What Mr. Taylor failed realize is that my time, like his, holds a monetary value from 6 a.m. to 6 pm. Monday-Friday, and if the operation of the Office for Business & Community Economic Development, operates more like the Office for Community Economic Disenfranchisement, well – I got what was coming for being a team player and the hours spent writing press releases, editing and posting videos in support of the Business and Technology Center and a host of introductions that now, I guess I did on my dime. I usually don’t volunteer corporate assets without compensation. I stand firm on every detail I wrote in my “original” story.
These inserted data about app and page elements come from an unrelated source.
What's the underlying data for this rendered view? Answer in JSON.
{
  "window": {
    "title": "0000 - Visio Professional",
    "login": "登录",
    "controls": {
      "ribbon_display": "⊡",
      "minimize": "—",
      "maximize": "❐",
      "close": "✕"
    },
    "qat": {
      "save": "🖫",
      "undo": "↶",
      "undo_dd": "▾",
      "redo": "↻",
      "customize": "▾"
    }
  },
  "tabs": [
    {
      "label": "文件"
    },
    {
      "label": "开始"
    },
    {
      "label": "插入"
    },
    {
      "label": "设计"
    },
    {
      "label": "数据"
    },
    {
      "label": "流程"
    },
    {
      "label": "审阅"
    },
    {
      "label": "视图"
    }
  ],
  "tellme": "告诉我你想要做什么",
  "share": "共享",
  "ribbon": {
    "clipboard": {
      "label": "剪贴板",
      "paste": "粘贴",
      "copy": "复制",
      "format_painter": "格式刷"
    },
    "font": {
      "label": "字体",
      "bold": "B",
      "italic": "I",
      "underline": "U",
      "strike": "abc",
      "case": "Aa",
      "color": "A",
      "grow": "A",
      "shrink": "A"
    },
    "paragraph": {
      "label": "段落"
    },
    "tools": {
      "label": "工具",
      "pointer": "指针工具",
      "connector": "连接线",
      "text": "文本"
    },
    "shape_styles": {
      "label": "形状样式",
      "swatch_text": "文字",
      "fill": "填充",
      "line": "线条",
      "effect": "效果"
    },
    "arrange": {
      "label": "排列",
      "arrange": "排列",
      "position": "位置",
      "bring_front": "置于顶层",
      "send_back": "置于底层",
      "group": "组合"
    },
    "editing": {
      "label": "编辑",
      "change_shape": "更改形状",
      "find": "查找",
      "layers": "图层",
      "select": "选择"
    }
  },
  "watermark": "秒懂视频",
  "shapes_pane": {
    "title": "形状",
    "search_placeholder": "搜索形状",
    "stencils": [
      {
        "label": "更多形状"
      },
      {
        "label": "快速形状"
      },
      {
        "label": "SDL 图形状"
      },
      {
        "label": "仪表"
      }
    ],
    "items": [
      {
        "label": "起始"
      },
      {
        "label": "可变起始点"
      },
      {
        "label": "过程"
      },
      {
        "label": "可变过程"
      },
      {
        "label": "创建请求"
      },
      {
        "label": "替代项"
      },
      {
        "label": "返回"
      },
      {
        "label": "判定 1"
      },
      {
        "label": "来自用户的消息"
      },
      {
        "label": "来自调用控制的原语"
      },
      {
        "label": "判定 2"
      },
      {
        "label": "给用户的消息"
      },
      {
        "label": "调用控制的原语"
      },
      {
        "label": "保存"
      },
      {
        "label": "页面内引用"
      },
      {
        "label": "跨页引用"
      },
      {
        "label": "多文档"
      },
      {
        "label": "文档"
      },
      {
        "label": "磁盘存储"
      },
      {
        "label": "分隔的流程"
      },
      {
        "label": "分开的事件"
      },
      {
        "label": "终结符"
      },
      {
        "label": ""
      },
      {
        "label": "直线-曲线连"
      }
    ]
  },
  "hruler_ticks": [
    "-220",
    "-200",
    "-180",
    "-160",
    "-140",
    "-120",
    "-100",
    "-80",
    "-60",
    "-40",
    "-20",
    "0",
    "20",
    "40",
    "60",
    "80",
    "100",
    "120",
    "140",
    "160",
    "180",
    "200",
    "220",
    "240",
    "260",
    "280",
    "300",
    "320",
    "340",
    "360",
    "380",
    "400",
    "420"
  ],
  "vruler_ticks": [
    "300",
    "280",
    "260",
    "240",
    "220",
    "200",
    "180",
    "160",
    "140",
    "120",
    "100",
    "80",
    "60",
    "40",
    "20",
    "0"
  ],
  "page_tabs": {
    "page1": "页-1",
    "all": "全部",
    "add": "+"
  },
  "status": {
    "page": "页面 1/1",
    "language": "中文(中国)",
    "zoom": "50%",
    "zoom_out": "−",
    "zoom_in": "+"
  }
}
I guess for the sake of transparency and accountability in this writing, I would like to start out by saying, its suspect that Mr. Flower’s wrote the piece in the MSR, (I do have an idea who wrote it). Secondly, the article was full of incorrect information about the BTOP program including the dollar amount of the original grant and it also missed the important documentation that shows how outreach dollars were spent – simply because they did not have the information. This is the key point that is not qualified in the MSR story.
In the title alone, “U of M, where’s our broadband Internet access?” speaks volumes to the lack of knowledge the author has about what “closing the digital divide” is truly about. Internet access is not an entitlement like welfare, food stamps or an EBT card. Broadband access is not something the U of M or any man, women or child on earth can give away. Broadband Internet access is a tool for learning that each individual must seek out for themselves. Of course in this case, there were dollars on the table for a creative engaging marketing campaign. But the money went to an organization that has missed the mark on several occasions as it pertains to “outreach” and the office of BCED knows it. It’s all about relationships, not matter if nothing gets done – that will be some folks doom.
Even if I don’t agree with Mr. Taylor and those in charge of the BTOP and how it was marketing, advertised, staffed and rolled out – I still have to blame it on the ignorance of not knowing and the arrogance for not asking how to.
In closing, I think it would be extremely helpful if Mr. Flowers writes a retraction and tells the print and Internet readership who actually wrote the story and the motivation behind the missed points and incorrect facts.
Don Allen is the editor in chief of IBNN NEWS. He has over 35 years experience in professional Communication, Public Relations, Internet Broadband Technology field with expertise in information distribution; SEO (Search Engine Optimization), RSS (Really Simple Syndication), Press Release Services, Online E-Commerce, On-Line Video Production, Sales and Marketing, Fundraising, Blog Creation, Google Analytics, Google Page Rank, WordPress, Blogger, Typepad, and a host of many other applications and new technology programs meant to close the digital divide.